*** Dataset entries ***

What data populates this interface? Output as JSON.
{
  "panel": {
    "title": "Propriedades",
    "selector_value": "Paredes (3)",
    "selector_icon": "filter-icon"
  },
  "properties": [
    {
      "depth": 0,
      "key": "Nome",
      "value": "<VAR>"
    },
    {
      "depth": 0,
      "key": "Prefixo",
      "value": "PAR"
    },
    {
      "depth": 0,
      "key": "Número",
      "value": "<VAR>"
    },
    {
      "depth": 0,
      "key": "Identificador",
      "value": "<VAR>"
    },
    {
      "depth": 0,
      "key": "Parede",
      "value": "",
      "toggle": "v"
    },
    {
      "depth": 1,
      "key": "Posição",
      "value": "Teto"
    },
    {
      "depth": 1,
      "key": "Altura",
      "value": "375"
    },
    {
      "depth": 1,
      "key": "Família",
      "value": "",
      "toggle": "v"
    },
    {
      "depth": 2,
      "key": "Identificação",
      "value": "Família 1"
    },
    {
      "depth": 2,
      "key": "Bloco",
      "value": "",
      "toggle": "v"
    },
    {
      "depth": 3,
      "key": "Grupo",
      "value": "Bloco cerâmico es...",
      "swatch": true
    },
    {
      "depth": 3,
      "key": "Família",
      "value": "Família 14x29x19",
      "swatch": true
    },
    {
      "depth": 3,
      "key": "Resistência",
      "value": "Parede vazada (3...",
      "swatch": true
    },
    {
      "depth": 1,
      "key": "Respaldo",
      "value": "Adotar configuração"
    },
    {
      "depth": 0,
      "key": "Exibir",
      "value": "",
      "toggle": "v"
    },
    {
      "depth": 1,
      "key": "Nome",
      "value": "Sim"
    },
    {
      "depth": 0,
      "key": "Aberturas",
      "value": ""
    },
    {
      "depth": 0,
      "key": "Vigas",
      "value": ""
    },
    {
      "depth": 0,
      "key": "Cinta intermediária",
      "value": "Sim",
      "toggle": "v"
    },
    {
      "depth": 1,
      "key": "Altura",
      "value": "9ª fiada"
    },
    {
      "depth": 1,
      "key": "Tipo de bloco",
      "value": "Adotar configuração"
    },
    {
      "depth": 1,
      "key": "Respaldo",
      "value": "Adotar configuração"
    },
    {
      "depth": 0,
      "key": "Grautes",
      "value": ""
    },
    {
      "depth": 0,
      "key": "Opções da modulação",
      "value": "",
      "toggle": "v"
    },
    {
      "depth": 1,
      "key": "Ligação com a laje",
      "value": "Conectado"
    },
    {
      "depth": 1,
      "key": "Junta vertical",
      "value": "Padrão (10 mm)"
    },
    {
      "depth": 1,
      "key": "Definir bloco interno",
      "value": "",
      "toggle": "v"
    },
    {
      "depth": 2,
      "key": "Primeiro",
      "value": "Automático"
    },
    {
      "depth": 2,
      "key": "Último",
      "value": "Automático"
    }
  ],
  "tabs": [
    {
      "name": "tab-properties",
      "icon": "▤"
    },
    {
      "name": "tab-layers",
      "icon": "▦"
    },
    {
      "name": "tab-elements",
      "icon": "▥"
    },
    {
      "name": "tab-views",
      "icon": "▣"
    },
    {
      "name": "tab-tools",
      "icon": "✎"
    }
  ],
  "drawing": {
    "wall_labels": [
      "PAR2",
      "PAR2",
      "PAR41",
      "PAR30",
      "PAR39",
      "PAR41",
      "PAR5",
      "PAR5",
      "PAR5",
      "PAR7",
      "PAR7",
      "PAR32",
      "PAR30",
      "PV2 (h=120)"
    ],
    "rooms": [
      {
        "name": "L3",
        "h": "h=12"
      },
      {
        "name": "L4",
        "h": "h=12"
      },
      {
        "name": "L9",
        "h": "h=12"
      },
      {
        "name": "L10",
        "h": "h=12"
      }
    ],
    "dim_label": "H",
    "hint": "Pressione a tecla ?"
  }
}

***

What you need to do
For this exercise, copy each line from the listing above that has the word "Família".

Answer section
      "key": "Família",
      "value": "Família 1"
      "key": "Família",
      "value": "Família 14x29x19",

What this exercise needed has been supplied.